___ Data supplied ___

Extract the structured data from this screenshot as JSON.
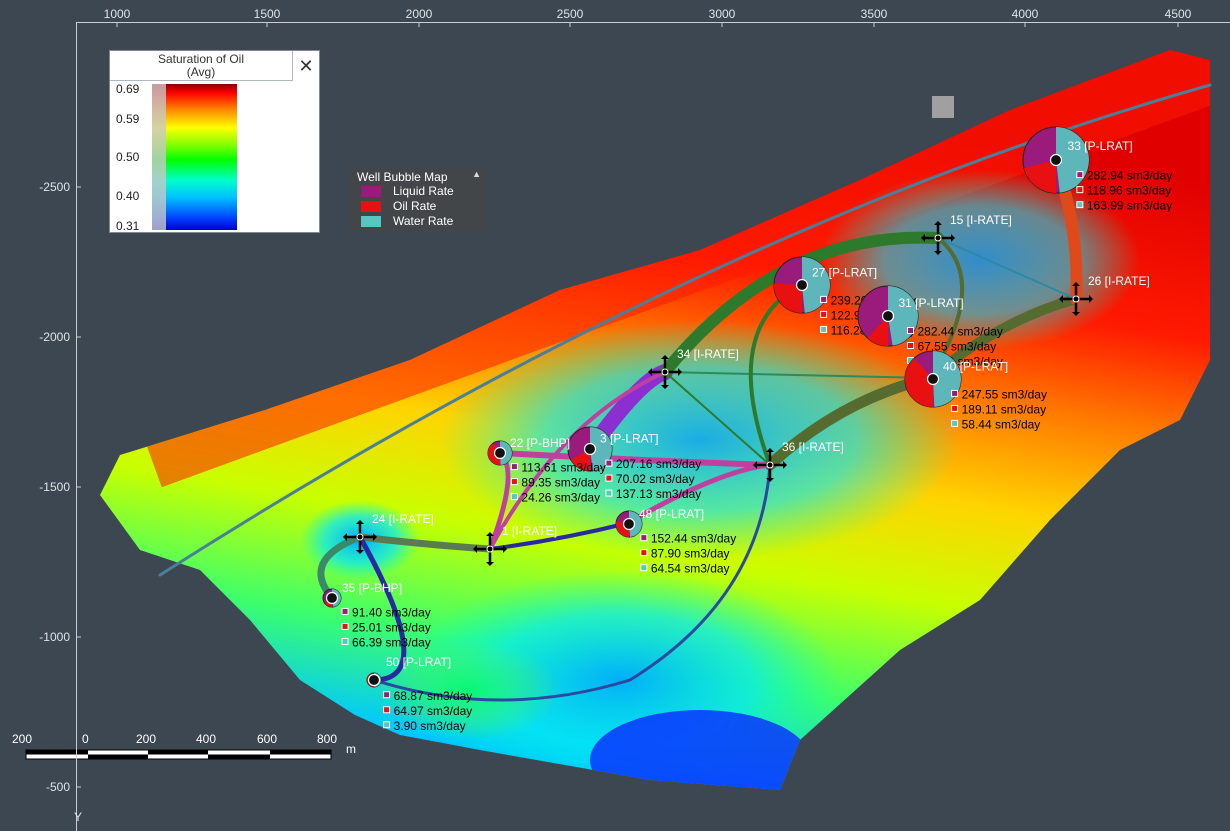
{
  "axes": {
    "x_ticks": [
      "1000",
      "1500",
      "2000",
      "2500",
      "3000",
      "3500",
      "4000",
      "4500"
    ],
    "y_ticks": [
      "-2500",
      "-2000",
      "-1500",
      "-1000",
      "-500"
    ],
    "y_label": "Y"
  },
  "saturation_legend": {
    "title_line1": "Saturation of Oil",
    "title_line2": "(Avg)",
    "ticks": [
      "0.69",
      "0.59",
      "0.50",
      "0.40",
      "0.31"
    ],
    "close_glyph": "✕"
  },
  "bubble_legend": {
    "title": "Well Bubble Map",
    "items": [
      {
        "label": "Liquid Rate",
        "color": "#9b1b7c"
      },
      {
        "label": "Oil Rate",
        "color": "#e81010"
      },
      {
        "label": "Water Rate",
        "color": "#56c8c0"
      }
    ]
  },
  "scale_bar": {
    "ticks": [
      "200",
      "0",
      "200",
      "400",
      "600",
      "800"
    ],
    "unit": "m"
  },
  "wells": [
    {
      "label": "33 [P-LRAT]",
      "type": "producer",
      "rates": [
        "282.94 sm3/day",
        "118.96 sm3/day",
        "163.99 sm3/day"
      ]
    },
    {
      "label": "27 [P-LRAT]",
      "type": "producer",
      "rates": [
        "239.26 sm3/day",
        "122.98 sm3/day",
        "116.28 sm3/day"
      ]
    },
    {
      "label": "31 [P-LRAT]",
      "type": "producer",
      "rates": [
        "282.44 sm3/day",
        "67.55 sm3/day",
        "214.89 sm3/day"
      ]
    },
    {
      "label": "40 [P-LRAT]",
      "type": "producer",
      "rates": [
        "247.55 sm3/day",
        "189.11 sm3/day",
        "58.44 sm3/day"
      ]
    },
    {
      "label": "3 [P-LRAT]",
      "type": "producer",
      "rates": [
        "207.16 sm3/day",
        "70.02 sm3/day",
        "137.13 sm3/day"
      ]
    },
    {
      "label": "22 [P-BHP]",
      "type": "producer",
      "rates": [
        "113.61 sm3/day",
        "89.35 sm3/day",
        "24.26 sm3/day"
      ]
    },
    {
      "label": "48 [P-LRAT]",
      "type": "producer",
      "rates": [
        "152.44 sm3/day",
        "87.90 sm3/day",
        "64.54 sm3/day"
      ]
    },
    {
      "label": "35 [P-BHP]",
      "type": "producer",
      "rates": [
        "91.40 sm3/day",
        "25.01 sm3/day",
        "66.39 sm3/day"
      ]
    },
    {
      "label": "50 [P-LRAT]",
      "type": "producer",
      "rates": [
        "68.87 sm3/day",
        "64.97 sm3/day",
        "3.90 sm3/day"
      ]
    },
    {
      "label": "15 [I-RATE]",
      "type": "injector"
    },
    {
      "label": "26 [I-RATE]",
      "type": "injector"
    },
    {
      "label": "34 [I-RATE]",
      "type": "injector"
    },
    {
      "label": "36 [I-RATE]",
      "type": "injector"
    },
    {
      "label": "24 [I-RATE]",
      "type": "injector"
    },
    {
      "label": "1 [I-RATE]",
      "type": "injector"
    }
  ]
}
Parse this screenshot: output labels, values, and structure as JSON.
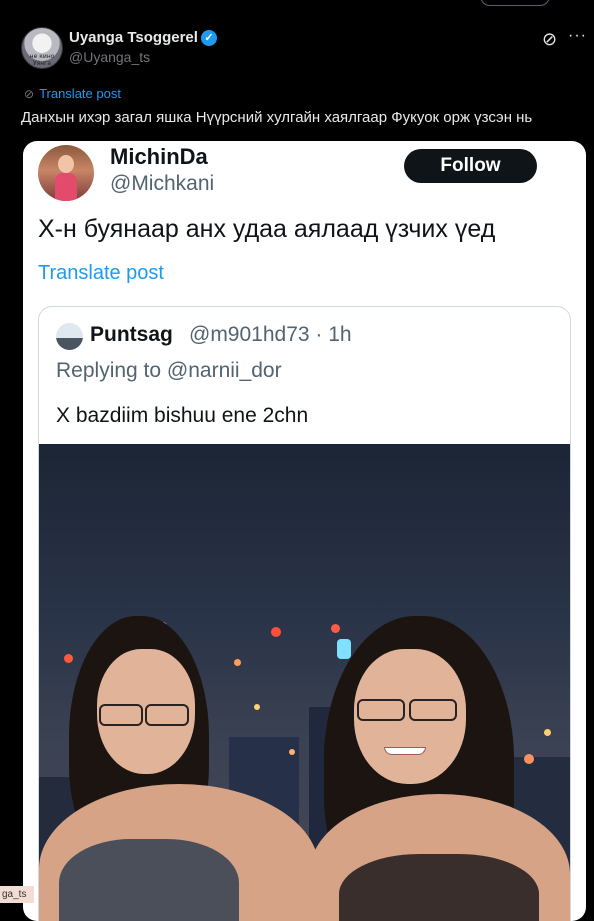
{
  "post": {
    "author_name": "Uyanga Tsoggerel",
    "handle": "@Uyanga_ts",
    "avatar_text": "не кино  Уянга",
    "translate_label": "Translate post",
    "text": "Данхын ихэр загал яшка Нүүрсний хулгайн хаялгаар Фукуок орж үзсэн нь"
  },
  "embedded": {
    "author_name": "MichinDa",
    "handle": "@Michkani",
    "follow_label": "Follow",
    "text": "Х-н буянаар анх удаа аялаад үзчих үед",
    "translate_label": "Translate post",
    "quote": {
      "author_name": "Puntsag",
      "handle_time": "@m901hd73 · 1h",
      "replying_to": "Replying to @narnii_dor",
      "text": "X bazdiim bishuu ene 2chn"
    }
  },
  "tooltip": {
    "text": "ga_ts"
  },
  "icons": {
    "verified": "verified-badge-icon",
    "translate": "translate-icon",
    "grok": "grok-icon",
    "more": "more-icon"
  },
  "colors": {
    "background": "#000000",
    "accent": "#1d9bf0",
    "follow_button": "#0f1419",
    "text_primary": "#e7e9ea",
    "text_secondary": "#71767b"
  }
}
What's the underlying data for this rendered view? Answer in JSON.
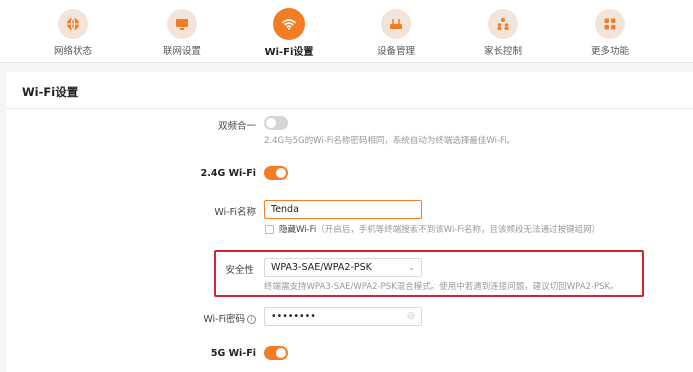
{
  "nav": {
    "items": [
      {
        "label": "网络状态",
        "icon": "globe-icon"
      },
      {
        "label": "联网设置",
        "icon": "monitor-icon"
      },
      {
        "label": "Wi-Fi设置",
        "icon": "wifi-icon"
      },
      {
        "label": "设备管理",
        "icon": "router-icon"
      },
      {
        "label": "家长控制",
        "icon": "family-icon"
      },
      {
        "label": "更多功能",
        "icon": "grid-icon"
      }
    ],
    "active_index": 2
  },
  "section": {
    "title": "Wi-Fi设置"
  },
  "dual_band": {
    "label": "双频合一",
    "enabled": false,
    "hint": "2.4G与5G的Wi-Fi名称密码相同，系统自动为终端选择最佳Wi-Fi。"
  },
  "wifi_24g": {
    "label": "2.4G Wi-Fi",
    "enabled": true
  },
  "wifi_name": {
    "label": "Wi-Fi名称",
    "value": "Tenda",
    "hide_label": "隐藏Wi-Fi",
    "hide_hint": "（开启后，手机等终端搜索不到该Wi-Fi名称，且该频段无法通过按键组网）",
    "hidden": false
  },
  "security": {
    "label": "安全性",
    "value": "WPA3-SAE/WPA2-PSK",
    "hint": "终端需支持WPA3-SAE/WPA2-PSK混合模式。使用中若遇到连接问题，建议切回WPA2-PSK。"
  },
  "wifi_password": {
    "label": "Wi-Fi密码",
    "info_glyph": "i",
    "value": "••••••••"
  },
  "wifi_5g": {
    "label": "5G Wi-Fi",
    "enabled": true
  },
  "colors": {
    "accent": "#f37d24",
    "highlight": "#d1262f"
  }
}
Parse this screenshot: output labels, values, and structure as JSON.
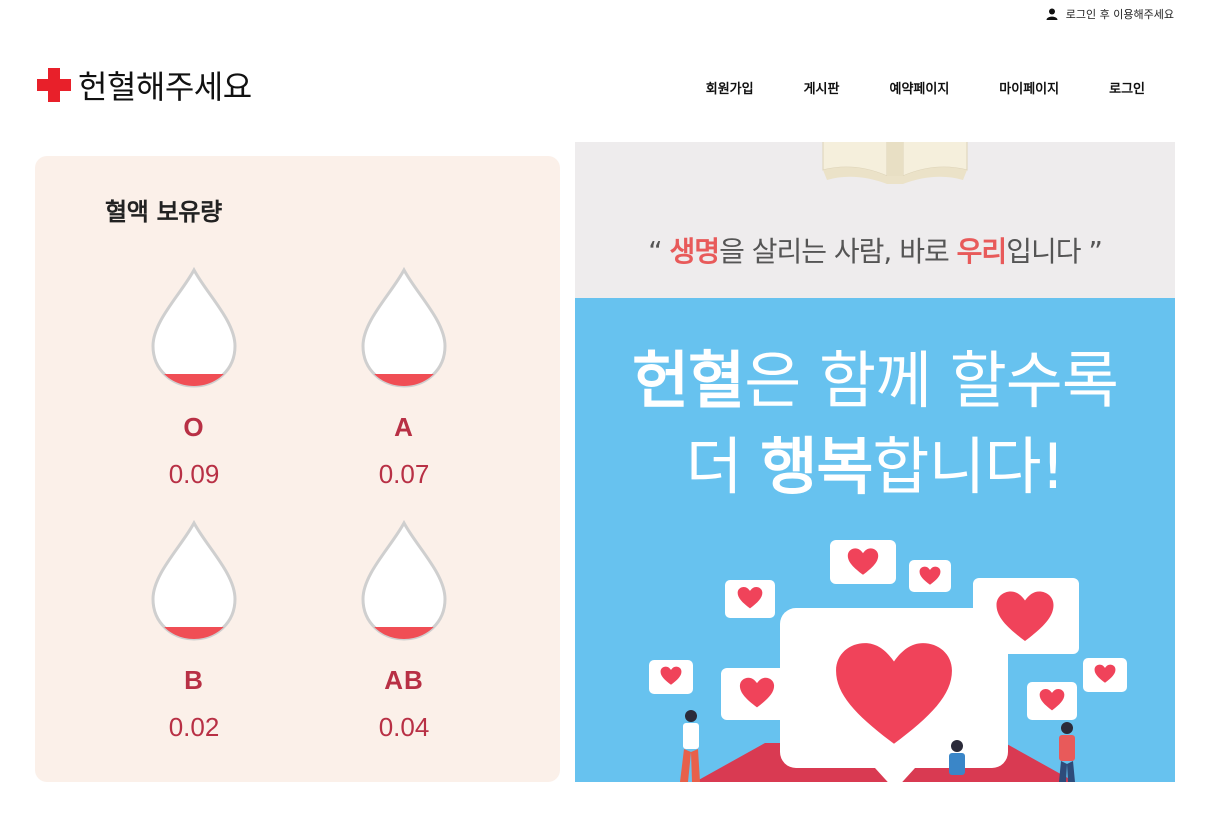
{
  "header": {
    "util_link": "로그인 후 이용해주세요",
    "logo_text": "헌혈해주세요",
    "nav": [
      "회원가입",
      "게시판",
      "예약페이지",
      "마이페이지",
      "로그인"
    ]
  },
  "blood_stock": {
    "title": "혈액 보유량",
    "types": [
      {
        "type": "O",
        "value": "0.09"
      },
      {
        "type": "A",
        "value": "0.07"
      },
      {
        "type": "B",
        "value": "0.02"
      },
      {
        "type": "AB",
        "value": "0.04"
      }
    ]
  },
  "banner": {
    "quote_open": "“ ",
    "quote_accent1": "생명",
    "quote_mid": "을 살리는 사람, 바로 ",
    "quote_accent2": "우리",
    "quote_end": "입니다 ”",
    "line1_bold": "헌혈",
    "line1_rest": "은 함께 할수록",
    "line2_pre": "더 ",
    "line2_bold": "행복",
    "line2_rest": "합니다!"
  },
  "colors": {
    "accent_red": "#e8202a",
    "blood_text": "#b83045",
    "panel_bg": "#fbf0e9",
    "banner_blue": "#67c2ef",
    "heart_red": "#f0435a"
  },
  "icons": [
    "user-icon",
    "red-cross-logo-icon",
    "blood-drop-icon",
    "heart-icon"
  ]
}
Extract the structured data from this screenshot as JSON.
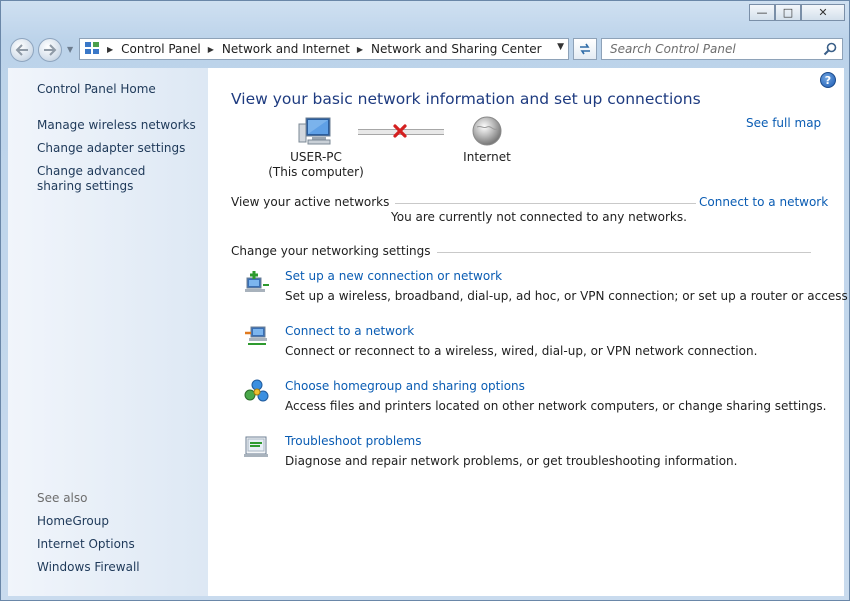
{
  "window": {
    "minimize_glyph": "—",
    "maximize_glyph": "□",
    "close_glyph": "✕"
  },
  "nav": {
    "back_icon": "back-arrow-icon",
    "forward_icon": "forward-arrow-icon",
    "breadcrumbs": [
      "Control Panel",
      "Network and Internet",
      "Network and Sharing Center"
    ],
    "search_placeholder": "Search Control Panel"
  },
  "sidebar": {
    "home": "Control Panel Home",
    "links": [
      {
        "label": "Manage wireless networks"
      },
      {
        "label": "Change adapter settings"
      },
      {
        "label": "Change advanced sharing settings"
      }
    ],
    "see_also_label": "See also",
    "see_also": [
      {
        "label": "HomeGroup"
      },
      {
        "label": "Internet Options"
      },
      {
        "label": "Windows Firewall"
      }
    ]
  },
  "main": {
    "heading": "View your basic network information and set up connections",
    "see_full_map": "See full map",
    "computer_name": "USER-PC",
    "computer_sub": "(This computer)",
    "internet_label": "Internet",
    "active_networks_title": "View your active networks",
    "connect_link": "Connect to a network",
    "not_connected_text": "You are currently not connected to any networks.",
    "change_settings_title": "Change your networking settings",
    "tasks": [
      {
        "link": "Set up a new connection or network",
        "desc": "Set up a wireless, broadband, dial-up, ad hoc, or VPN connection; or set up a router or access point.",
        "icon": "new-connection-icon"
      },
      {
        "link": "Connect to a network",
        "desc": "Connect or reconnect to a wireless, wired, dial-up, or VPN network connection.",
        "icon": "connect-network-icon"
      },
      {
        "link": "Choose homegroup and sharing options",
        "desc": "Access files and printers located on other network computers, or change sharing settings.",
        "icon": "homegroup-icon"
      },
      {
        "link": "Troubleshoot problems",
        "desc": "Diagnose and repair network problems, or get troubleshooting information.",
        "icon": "troubleshoot-icon"
      }
    ]
  },
  "colors": {
    "link": "#0a5cb3",
    "heading": "#1e3b80",
    "error_x": "#d42020"
  }
}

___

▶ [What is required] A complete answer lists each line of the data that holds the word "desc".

▶ [Reply]
        "desc": "Set up a wireless, broadband, dial-up, ad hoc, or VPN connection; or set up a router or access point.",
        "desc": "Connect or reconnect to a wireless, wired, dial-up, or VPN network connection.",
        "desc": "Access files and printers located on other network computers, or change sharing settings.",
        "desc": "Diagnose and repair network problems, or get troubleshooting information.",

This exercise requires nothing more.